Outliers Theories of Genius: A Brief History

The concept of "genius" has a long and somewhat intricate history. In ancient times, the heroes depicted in poems such as the Odyssey and the Aeneid performed great feats under the guidance of the gods; the writers of such poems themselves invoked the inspiration of divine forces in order to write incisively and powerfully. When the word "genius" entered into common English usage in the 14th century, it did so in a manner that recalled this tradition. In fact, "genius" referred to the guiding, perhaps divine spirit that determined the deeds of an astonishingly talented human, not to the talented person himself or herself.

As the Renaissance progressed, the idea of genius was transformed to indicate innate or natural capacity--and was to some extent removed from its original, religious meaning. The most revered Renaissance geniuses (e.g., Leonardo, Michelangelo, Shakespeare, and Milton) are remembered as men of great energy and versatility; today, their accomplishments are regarded as the finest expressions of human intellect and creativity, not necessarily as proof of exceptional divine favor. But genius has not always translated into immediate real-world success. Some of the now-recognized literary geniuses of the 19th century, for instance, spent much of their lives working in relative obscurity (for instance, Emily Dickinson) or toiling in poverty (for instance, Edgar Allan Poe).
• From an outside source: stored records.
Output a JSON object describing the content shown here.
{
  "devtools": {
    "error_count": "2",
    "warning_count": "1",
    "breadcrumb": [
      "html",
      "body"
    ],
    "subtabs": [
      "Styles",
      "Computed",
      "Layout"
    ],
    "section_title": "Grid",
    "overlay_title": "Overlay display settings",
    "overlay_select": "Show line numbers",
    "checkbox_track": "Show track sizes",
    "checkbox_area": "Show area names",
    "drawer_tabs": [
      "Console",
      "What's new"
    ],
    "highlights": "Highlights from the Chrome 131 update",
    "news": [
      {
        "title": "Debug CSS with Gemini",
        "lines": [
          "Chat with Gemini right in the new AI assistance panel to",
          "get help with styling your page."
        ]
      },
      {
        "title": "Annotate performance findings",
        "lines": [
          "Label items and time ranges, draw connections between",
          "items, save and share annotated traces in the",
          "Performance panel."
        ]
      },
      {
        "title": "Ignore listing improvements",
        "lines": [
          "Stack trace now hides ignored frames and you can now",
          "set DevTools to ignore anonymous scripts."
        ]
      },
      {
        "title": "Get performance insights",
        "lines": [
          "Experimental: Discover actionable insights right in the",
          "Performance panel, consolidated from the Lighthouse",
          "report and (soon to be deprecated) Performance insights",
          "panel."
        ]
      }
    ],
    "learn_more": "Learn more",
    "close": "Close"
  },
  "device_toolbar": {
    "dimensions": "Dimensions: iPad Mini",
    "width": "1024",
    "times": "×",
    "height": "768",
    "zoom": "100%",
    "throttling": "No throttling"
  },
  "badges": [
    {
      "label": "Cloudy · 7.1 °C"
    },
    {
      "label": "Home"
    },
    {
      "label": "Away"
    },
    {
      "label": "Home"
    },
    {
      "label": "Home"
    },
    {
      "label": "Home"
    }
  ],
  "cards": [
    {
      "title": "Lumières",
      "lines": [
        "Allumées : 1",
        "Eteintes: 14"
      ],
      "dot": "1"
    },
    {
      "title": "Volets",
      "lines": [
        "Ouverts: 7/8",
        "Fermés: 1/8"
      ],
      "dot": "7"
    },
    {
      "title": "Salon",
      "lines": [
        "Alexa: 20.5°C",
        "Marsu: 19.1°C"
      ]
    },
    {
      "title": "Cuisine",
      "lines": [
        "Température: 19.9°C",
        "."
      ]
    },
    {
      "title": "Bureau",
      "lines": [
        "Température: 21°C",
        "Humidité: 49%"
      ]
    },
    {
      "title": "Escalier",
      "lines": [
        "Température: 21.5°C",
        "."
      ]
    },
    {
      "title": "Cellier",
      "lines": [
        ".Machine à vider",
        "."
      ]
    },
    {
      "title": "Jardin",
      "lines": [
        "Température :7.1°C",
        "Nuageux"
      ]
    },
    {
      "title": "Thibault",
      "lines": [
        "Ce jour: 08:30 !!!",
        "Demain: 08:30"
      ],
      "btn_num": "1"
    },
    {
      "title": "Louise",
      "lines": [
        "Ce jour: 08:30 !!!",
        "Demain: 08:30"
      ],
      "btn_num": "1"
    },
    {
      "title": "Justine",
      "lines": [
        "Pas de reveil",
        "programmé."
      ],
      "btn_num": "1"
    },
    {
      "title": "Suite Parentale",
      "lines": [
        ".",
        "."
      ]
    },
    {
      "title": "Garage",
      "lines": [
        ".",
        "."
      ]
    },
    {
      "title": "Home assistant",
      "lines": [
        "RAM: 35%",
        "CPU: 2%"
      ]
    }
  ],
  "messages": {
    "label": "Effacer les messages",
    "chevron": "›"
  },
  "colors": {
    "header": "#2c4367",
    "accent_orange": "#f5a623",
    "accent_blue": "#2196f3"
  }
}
Outliers mostly considers the theories of genius that have been in circulation for the past century. Yet Gladwell's book continues the long-lived inquiry into the relationship between genius-level abilities and how those abilities translate into real-world accomplishment. Of all the ideas about genius that Gladwell challenges, perhaps the one that he most vehemently rejects is the relationship between IQ and achievement. After all, Lewis Terman--an early 20th-century researcher who based much of his work on the idea that IQ translates into success--is referenced and strongly critiqued at multiple points in Outliers. Gladwell's own theory of genius posits that innate talent is not enough: conditions dictated by community, history, and opportunity must be favorable to allow such genius to manifest itself.